▶ _Work to be completed_: Some lines in the entries contain the word "this". Copy all of them.

### Task data ###

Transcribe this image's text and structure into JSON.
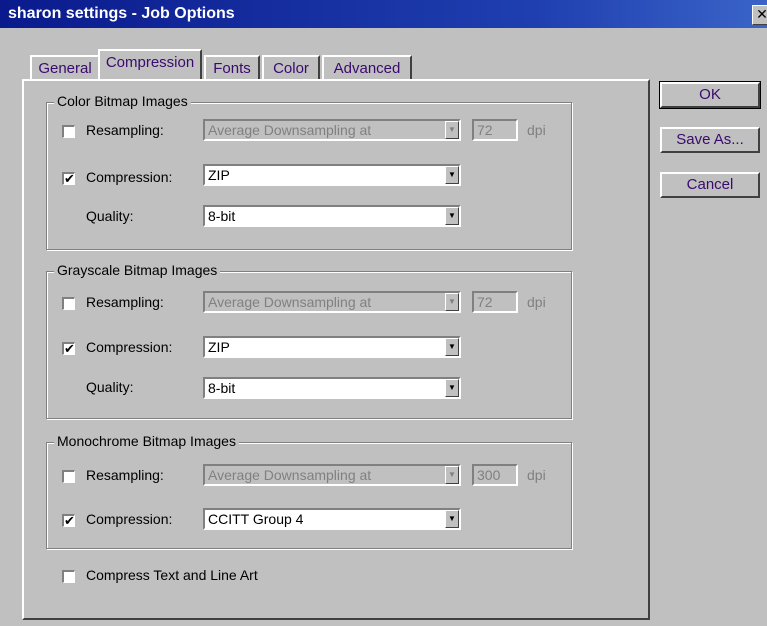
{
  "window": {
    "title": "sharon settings - Job Options",
    "close_glyph": "✕"
  },
  "tabs": [
    {
      "label": "General"
    },
    {
      "label": "Compression"
    },
    {
      "label": "Fonts"
    },
    {
      "label": "Color"
    },
    {
      "label": "Advanced"
    }
  ],
  "active_tab": "Compression",
  "buttons": {
    "ok": "OK",
    "save_as": "Save As...",
    "cancel": "Cancel"
  },
  "color_group": {
    "title": "Color Bitmap Images",
    "resampling": {
      "label": "Resampling:",
      "checked": false,
      "value": "Average Downsampling at",
      "dpi": "72",
      "unit": "dpi"
    },
    "compression": {
      "label": "Compression:",
      "checked": true,
      "value": "ZIP"
    },
    "quality": {
      "label": "Quality:",
      "value": "8-bit"
    }
  },
  "gray_group": {
    "title": "Grayscale Bitmap Images",
    "resampling": {
      "label": "Resampling:",
      "checked": false,
      "value": "Average Downsampling at",
      "dpi": "72",
      "unit": "dpi"
    },
    "compression": {
      "label": "Compression:",
      "checked": true,
      "value": "ZIP"
    },
    "quality": {
      "label": "Quality:",
      "value": "8-bit"
    }
  },
  "mono_group": {
    "title": "Monochrome Bitmap Images",
    "resampling": {
      "label": "Resampling:",
      "checked": false,
      "value": "Average Downsampling at",
      "dpi": "300",
      "unit": "dpi"
    },
    "compression": {
      "label": "Compression:",
      "checked": true,
      "value": "CCITT Group 4"
    }
  },
  "compress_text": {
    "label": "Compress Text and Line Art",
    "checked": false
  },
  "glyphs": {
    "check": "✔",
    "arrow": "▼"
  },
  "colors": {
    "titlebar": "#0a1a8c",
    "face": "#c0c0c0",
    "tab_text": "#3a0a6e"
  }
}
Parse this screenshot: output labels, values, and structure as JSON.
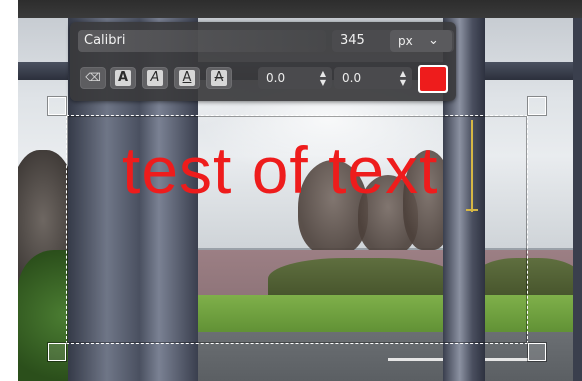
{
  "toolbar": {
    "font_name": "Calibri",
    "font_size": "345",
    "unit": "px",
    "style_buttons": {
      "clear_icon": "clear-format-icon",
      "bold": "A",
      "italic": "A",
      "underline": "A",
      "strikethrough": "A"
    },
    "baseline_offset": "0.0",
    "letter_spacing": "0.0",
    "text_color": "#ee1c1c"
  },
  "canvas": {
    "text_content": "test of text",
    "text_color": "#ee1c1c"
  },
  "icons": {
    "stepper": "up-down-stepper-icon",
    "chevron": "chevron-down-icon"
  }
}
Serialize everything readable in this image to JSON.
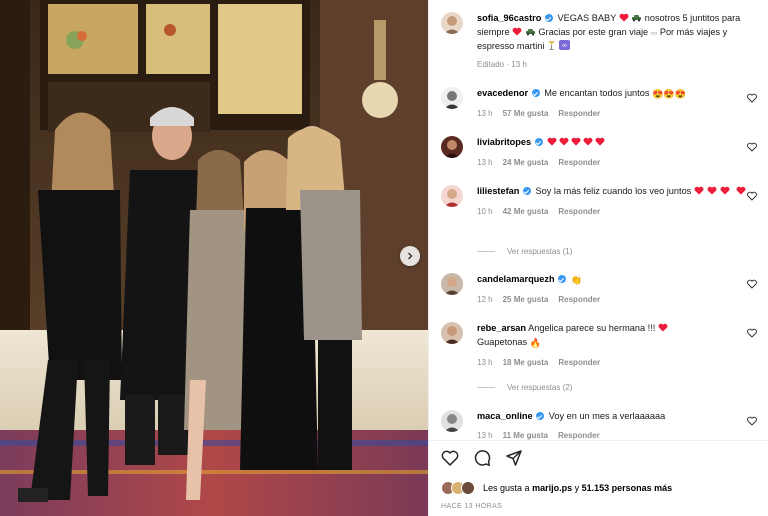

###

▶ _Task output_:
Transcribe this image's text and structure into JSON.
Parse this screenshot: output labels, values, and structure as JSON.
Serialize everything readable in this image to JSON.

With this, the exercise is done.